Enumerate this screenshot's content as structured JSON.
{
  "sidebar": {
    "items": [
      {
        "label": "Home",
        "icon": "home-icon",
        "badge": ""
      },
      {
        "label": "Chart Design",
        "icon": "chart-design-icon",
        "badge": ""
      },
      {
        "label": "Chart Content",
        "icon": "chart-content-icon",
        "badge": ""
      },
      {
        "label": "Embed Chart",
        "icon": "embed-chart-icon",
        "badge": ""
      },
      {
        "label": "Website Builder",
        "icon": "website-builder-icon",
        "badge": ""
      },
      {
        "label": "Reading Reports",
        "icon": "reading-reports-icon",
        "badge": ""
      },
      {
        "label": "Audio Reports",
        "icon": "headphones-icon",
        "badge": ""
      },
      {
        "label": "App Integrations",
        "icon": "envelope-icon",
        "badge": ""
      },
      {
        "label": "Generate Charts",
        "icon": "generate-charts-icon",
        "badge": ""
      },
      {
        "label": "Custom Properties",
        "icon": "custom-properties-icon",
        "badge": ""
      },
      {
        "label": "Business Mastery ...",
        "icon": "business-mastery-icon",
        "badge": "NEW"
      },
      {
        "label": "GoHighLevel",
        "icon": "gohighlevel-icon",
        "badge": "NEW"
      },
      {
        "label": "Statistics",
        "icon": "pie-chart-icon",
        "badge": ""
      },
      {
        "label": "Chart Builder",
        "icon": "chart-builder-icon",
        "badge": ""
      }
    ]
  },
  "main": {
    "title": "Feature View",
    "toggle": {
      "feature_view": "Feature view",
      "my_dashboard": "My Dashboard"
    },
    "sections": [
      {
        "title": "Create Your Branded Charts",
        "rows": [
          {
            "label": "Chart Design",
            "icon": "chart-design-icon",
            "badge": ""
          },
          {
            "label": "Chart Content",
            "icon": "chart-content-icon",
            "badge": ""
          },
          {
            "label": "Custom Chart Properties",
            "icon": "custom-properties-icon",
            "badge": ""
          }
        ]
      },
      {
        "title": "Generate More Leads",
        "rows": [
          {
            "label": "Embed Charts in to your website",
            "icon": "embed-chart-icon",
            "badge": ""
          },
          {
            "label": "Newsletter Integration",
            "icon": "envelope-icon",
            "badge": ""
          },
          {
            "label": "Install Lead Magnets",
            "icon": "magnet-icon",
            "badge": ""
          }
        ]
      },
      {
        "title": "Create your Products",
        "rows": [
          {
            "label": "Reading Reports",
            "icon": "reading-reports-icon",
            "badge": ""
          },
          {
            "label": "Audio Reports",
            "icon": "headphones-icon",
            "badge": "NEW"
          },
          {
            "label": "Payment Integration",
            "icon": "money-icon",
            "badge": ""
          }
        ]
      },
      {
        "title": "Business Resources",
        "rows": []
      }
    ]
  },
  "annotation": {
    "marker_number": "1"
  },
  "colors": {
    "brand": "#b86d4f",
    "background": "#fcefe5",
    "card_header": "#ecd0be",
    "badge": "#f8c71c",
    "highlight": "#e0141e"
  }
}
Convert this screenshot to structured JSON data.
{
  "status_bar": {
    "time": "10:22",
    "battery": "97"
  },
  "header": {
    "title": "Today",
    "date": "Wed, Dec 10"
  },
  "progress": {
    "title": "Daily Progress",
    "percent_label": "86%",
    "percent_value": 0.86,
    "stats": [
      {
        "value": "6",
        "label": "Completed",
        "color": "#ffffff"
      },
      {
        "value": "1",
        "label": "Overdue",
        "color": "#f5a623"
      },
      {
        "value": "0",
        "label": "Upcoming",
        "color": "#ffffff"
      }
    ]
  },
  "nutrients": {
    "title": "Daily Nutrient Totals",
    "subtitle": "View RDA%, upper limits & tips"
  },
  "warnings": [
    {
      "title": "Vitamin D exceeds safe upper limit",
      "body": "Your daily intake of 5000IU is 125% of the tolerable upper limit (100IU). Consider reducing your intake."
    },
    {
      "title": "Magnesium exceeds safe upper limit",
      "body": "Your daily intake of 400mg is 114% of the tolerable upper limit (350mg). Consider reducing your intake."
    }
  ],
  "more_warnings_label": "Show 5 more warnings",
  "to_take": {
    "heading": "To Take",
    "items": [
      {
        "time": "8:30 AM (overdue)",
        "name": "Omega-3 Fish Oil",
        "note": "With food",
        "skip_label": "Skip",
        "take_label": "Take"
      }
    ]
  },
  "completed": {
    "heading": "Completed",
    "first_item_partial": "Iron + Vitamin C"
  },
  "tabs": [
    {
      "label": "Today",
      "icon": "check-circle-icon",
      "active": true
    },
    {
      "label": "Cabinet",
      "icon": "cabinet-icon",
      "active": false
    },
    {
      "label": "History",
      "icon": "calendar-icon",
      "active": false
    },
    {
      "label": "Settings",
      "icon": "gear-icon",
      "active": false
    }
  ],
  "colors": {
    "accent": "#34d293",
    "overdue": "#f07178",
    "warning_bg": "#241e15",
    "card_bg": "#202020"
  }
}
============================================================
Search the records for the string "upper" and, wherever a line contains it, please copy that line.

Task output:
    "subtitle": "View RDA%, upper limits & tips"
      "title": "Vitamin D exceeds safe upper limit",
      "body": "Your daily intake of 5000IU is 125% of the tolerable upper limit (100IU). Consider reducing your intake."
      "title": "Magnesium exceeds safe upper limit",
      "body": "Your daily intake of 400mg is 114% of the tolerable upper limit (350mg). Consider reducing your intake."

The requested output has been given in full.